Lichen planus is an inflammatory condition which affects the skin and mucous membranes. It is a T-cell–mediated autoimmune disease in which autocytotoxic CD8+ T cells trigger apoptosis of oral epithelial cells. On the skin, lichen planus usually appears as purplish, often itchy, flat-topped bumps. In mouth, vagina and other areas covered by a mucous membrane, lichen planus forms lacy white patches, sometimes with painful sores. There is no cure for Lichen planus. Treatment for the skin may include Antihistamines, Corticosteroides, Retinoic acid.

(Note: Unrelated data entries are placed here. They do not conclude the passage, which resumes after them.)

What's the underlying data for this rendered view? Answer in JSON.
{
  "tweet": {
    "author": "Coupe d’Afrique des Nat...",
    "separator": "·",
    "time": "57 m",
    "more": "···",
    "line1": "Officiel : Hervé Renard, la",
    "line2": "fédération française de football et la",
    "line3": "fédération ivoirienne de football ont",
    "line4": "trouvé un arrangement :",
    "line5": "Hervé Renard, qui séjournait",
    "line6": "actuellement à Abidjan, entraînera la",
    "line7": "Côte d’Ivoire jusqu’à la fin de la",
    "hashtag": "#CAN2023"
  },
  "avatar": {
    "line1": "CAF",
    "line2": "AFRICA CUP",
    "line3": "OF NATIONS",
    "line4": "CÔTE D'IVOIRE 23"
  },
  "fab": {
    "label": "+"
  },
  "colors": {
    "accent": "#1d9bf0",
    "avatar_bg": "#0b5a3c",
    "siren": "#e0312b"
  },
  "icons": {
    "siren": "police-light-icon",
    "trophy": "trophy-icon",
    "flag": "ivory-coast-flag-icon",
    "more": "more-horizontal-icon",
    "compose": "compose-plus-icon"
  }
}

A retrospective study was made of 550 patients diagnosed with OLP according to the criteria of the World Health Organization, in the period between 1991 and 2007, in south-eastern Spain 128 males (23.3%) and 422 females (76.7%). A clinical protocol was applied in all cases (sociodemographic data, habits and hepatitis C markers), with histological confirmation of the disease. Five of the 550 patients (0.9%) developed squamous cell carcinoma (SCC). The mean duration of follow-up was 24 ± 20.83 months. The tongue was the most common location.